“With this magic I have, I can show you what’s possible.”
-“Sweet Witches,” f(x)
The basic premise of Witch Craft Works is similar to that of a shounen harem comedy, where the generic male lead, Honoka Takamiya, is surrounded by females all wanting him for reasons we cannot possibly fathom because he is so bland in character. Naturally, his fan club includes the most popular, beautiful, and intelligent girl in school – Ayaka Kagari, called “Princess” by her classmates – along with a group of new female transfer students. All of the females in question are witches, making them even more special than self-described “ordinary high school student” Takamiya.

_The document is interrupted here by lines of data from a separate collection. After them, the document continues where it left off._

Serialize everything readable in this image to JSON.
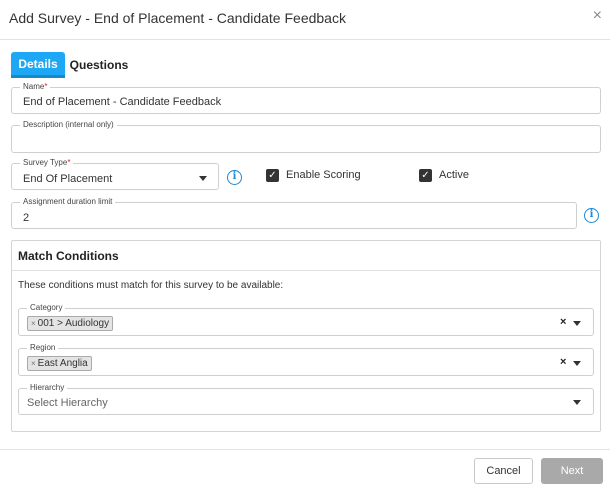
{
  "header": {
    "title": "Add Survey - End of Placement - Candidate Feedback",
    "close_glyph": "×"
  },
  "tabs": [
    {
      "label": "Details",
      "active": true
    },
    {
      "label": "Questions",
      "active": false
    }
  ],
  "fields": {
    "name": {
      "label": "Name",
      "required_mark": "*",
      "value": "End of Placement - Candidate Feedback"
    },
    "description": {
      "label": "Description (internal only)",
      "value": ""
    },
    "survey_type": {
      "label": "Survey Type",
      "required_mark": "*",
      "value": "End Of Placement"
    },
    "assignment_duration": {
      "label": "Assignment duration limit",
      "value": "2"
    }
  },
  "checkboxes": {
    "enable_scoring": {
      "label": "Enable Scoring",
      "checked": true
    },
    "active": {
      "label": "Active",
      "checked": true
    }
  },
  "match_conditions": {
    "title": "Match Conditions",
    "description": "These conditions must match for this survey to be available:",
    "category": {
      "label": "Category",
      "chips": [
        "001 > Audiology"
      ]
    },
    "region": {
      "label": "Region",
      "chips": [
        "East Anglia"
      ]
    },
    "hierarchy": {
      "label": "Hierarchy",
      "placeholder": "Select Hierarchy"
    }
  },
  "icons": {
    "info": "i",
    "check": "✓",
    "chip_remove": "×",
    "clear": "×"
  },
  "footer": {
    "cancel_label": "Cancel",
    "next_label": "Next"
  },
  "colors": {
    "accent": "#1ea7f5",
    "info_icon": "#1e88d8",
    "required": "#e02020",
    "next_button_disabled": "#a9a9a9"
  }
}
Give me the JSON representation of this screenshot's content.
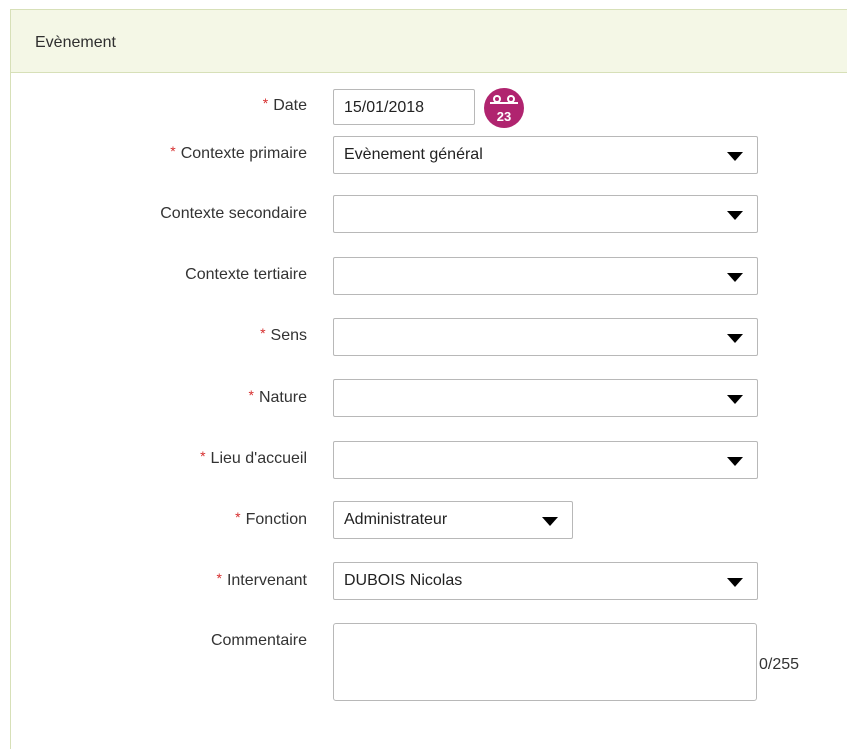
{
  "panel": {
    "title": "Evènement"
  },
  "required_mark": "*",
  "fields": {
    "date": {
      "label": "Date",
      "value": "15/01/2018"
    },
    "contexte_primaire": {
      "label": "Contexte primaire",
      "value": "Evènement général"
    },
    "contexte_secondaire": {
      "label": "Contexte secondaire",
      "value": ""
    },
    "contexte_tertiaire": {
      "label": "Contexte tertiaire",
      "value": ""
    },
    "sens": {
      "label": "Sens",
      "value": ""
    },
    "nature": {
      "label": "Nature",
      "value": ""
    },
    "lieu_accueil": {
      "label": "Lieu d'accueil",
      "value": ""
    },
    "fonction": {
      "label": "Fonction",
      "value": "Administrateur"
    },
    "intervenant": {
      "label": "Intervenant",
      "value": "DUBOIS Nicolas"
    },
    "commentaire": {
      "label": "Commentaire",
      "value": "",
      "counter": "0/255"
    }
  },
  "calendar_icon": {
    "name": "calendar-icon",
    "day": "23",
    "color": "#b0246f"
  },
  "colors": {
    "header_bg": "#f4f7e6",
    "header_border": "#d7e0b8",
    "required": "#d62d2d"
  }
}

That being said, it’s hardly a harem, and my own experience with Witch Craft Works has been more similar to watching a shoujo romance with the genders of the lead characters reversed than a shounen comedy. It is through this lens that the true magic of the series blossoms.
The most obvious clue that Takemiya is our would-be heroine lies in the fact that Kagari calls him her princess, swearing to protect him from harm. However, the series drops a few hints prior to this event, including the visual cue of flowers and sparkles that surround Kagari above. Traditionally, this type of visual direction is used in shoujo romance. More specifically, it is implemented when the heroine of the series is looking at her male love interest. For an example, another recent series, Engaged to the Unidentified, applies the same visual cue for comedic purposes, with the heroine yelling that such trappings make her preferences too obvious.
Additionally, Witch Craft Works positions its two leads similarly, with Kagari taking what is typically the male position, while the blushing Takamiya is shown to be under her protection, cradled in her arms. Standing a full head taller than him, Kagari carts Takamiya around bridal-style at least once per episode, much like a storybook prince would carry a princess. Takamiya is also bullied in the same way that a shoujo heroine would when they dare to get close to the school idol. Much like the girls surrounding Kazehaya in Kimi ni Todoke agree that he is so perfect that he belongs to everyone, Kagari is “everyone’s Kagari,” deemed too perfect to be in a relationship with any one person. Kagari arrives at school with a cooing entourage of females, rivaling the fanfare in an episode of Hanazakari no Kimitachi e. Each of these choices further cement Kagari’s role as a pretty boy school idol.
Most importantly, all of these visual or dialogue cues are not played up for fanservice or laughs as much as they set a standard for Kagari and Takamiya’s relationship. As shown above, Takamiya is firmly in awe of Kagari, often blushing in her arms like a shoujo heroine in the arms of her designated prince. Yes, Takamiya is “special” in that everyone wants a piece of him for his suddenly-relevant hidden power, but he gains none of the control that a shounen harem lead does, with girls throwing themselves at him for whatever reason. He is dependent on Kagari, his protector and knight, while the other female characters in the series take no romantic interest in him – save for, unfortunately, his sister – and would rather him dead than in their beds. In fact, they express more romantic interest in Kagari than Takamiya, which makes sense due to how powerful she is.
Returning to the character of Takamiya, it’s interesting to note how one could change a few details and suddenly the series becomes a harem romance. Add a bit more fanservice, make the Tower Witches more interested in sleeping with him than killing him, and Witch Craft Works is Infinite Stratos with witches instead of robot pilots. In this scenario, one barely has to change Takamiya’s character. He could have the same exact characterization with slightly different positioning – falling into Kagari’s breasts instead of her arms – in relation to the female characters within the series. In both cases, as a would-be shoujo heroine or harem protagonist, his character would remain the same. Presumably, both archetypes are designed to be relatable audience insert, making it easier for the reader to immerse themselves in the narrative. However, as that article notes, Takamiya asks the more self-deprecating questions rather than more pertinent ones, framing his relationship with Kagari with his awe that one such as her would be drawn to an average guy like himself.
It’s frustrating because so many shoujo heroines are like this. Similarly, albeit spiced up with a dash of perversion, harem protagonists are like this as well. In swapping the genders but keeping the same roles, Witch Craft Works highlights just how obnoxious this thought process can be.
Witch Craft Works was initially meant to be a yuri manga, with Takamiya as a female along with Kagari. Additionally, it is hinted that Kagari and Takamiya’s mothers had a romantic relationship with each other and, as they could not marry, decided to marry their respective daughter and son to each other. Witch Craft Works is hardly revolutionary in its swapping of gender roles; however, it does invite discussion, especially with its many shoujo trappings. My hope is that, along with being a fun and colorful ride, Witch Craft Works will show us the magic of what is possible when one plays with established tropes.